> Component data from apps and pages
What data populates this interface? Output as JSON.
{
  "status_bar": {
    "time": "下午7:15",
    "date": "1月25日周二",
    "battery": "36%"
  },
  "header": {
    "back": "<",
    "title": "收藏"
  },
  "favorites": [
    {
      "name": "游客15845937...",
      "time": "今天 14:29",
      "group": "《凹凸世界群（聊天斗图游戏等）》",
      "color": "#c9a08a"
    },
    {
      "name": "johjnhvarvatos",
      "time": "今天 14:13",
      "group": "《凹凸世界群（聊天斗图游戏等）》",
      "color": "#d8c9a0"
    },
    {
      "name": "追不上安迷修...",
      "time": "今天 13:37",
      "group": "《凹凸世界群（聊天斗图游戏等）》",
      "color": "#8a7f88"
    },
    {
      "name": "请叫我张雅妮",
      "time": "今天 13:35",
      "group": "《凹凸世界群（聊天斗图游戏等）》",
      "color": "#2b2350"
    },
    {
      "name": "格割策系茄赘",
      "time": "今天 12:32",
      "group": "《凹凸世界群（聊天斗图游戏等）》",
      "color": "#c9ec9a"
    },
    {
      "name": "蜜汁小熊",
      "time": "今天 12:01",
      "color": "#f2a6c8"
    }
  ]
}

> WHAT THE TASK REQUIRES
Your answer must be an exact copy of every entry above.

> RESULT BELOW
What data populates this interface? Output as JSON.
{
  "status_bar": {
    "time": "下午7:15",
    "date": "1月25日周二",
    "battery": "36%"
  },
  "header": {
    "back": "<",
    "title": "收藏"
  },
  "favorites": [
    {
      "name": "游客15845937...",
      "time": "今天 14:29",
      "group": "《凹凸世界群（聊天斗图游戏等）》",
      "color": "#c9a08a"
    },
    {
      "name": "johjnhvarvatos",
      "time": "今天 14:13",
      "group": "《凹凸世界群（聊天斗图游戏等）》",
      "color": "#d8c9a0"
    },
    {
      "name": "追不上安迷修...",
      "time": "今天 13:37",
      "group": "《凹凸世界群（聊天斗图游戏等）》",
      "color": "#8a7f88"
    },
    {
      "name": "请叫我张雅妮",
      "time": "今天 13:35",
      "group": "《凹凸世界群（聊天斗图游戏等）》",
      "color": "#2b2350"
    },
    {
      "name": "格割策系茄赘",
      "time": "今天 12:32",
      "group": "《凹凸世界群（聊天斗图游戏等）》",
      "color": "#c9ec9a"
    },
    {
      "name": "蜜汁小熊",
      "time": "今天 12:01",
      "color": "#f2a6c8"
    }
  ]
}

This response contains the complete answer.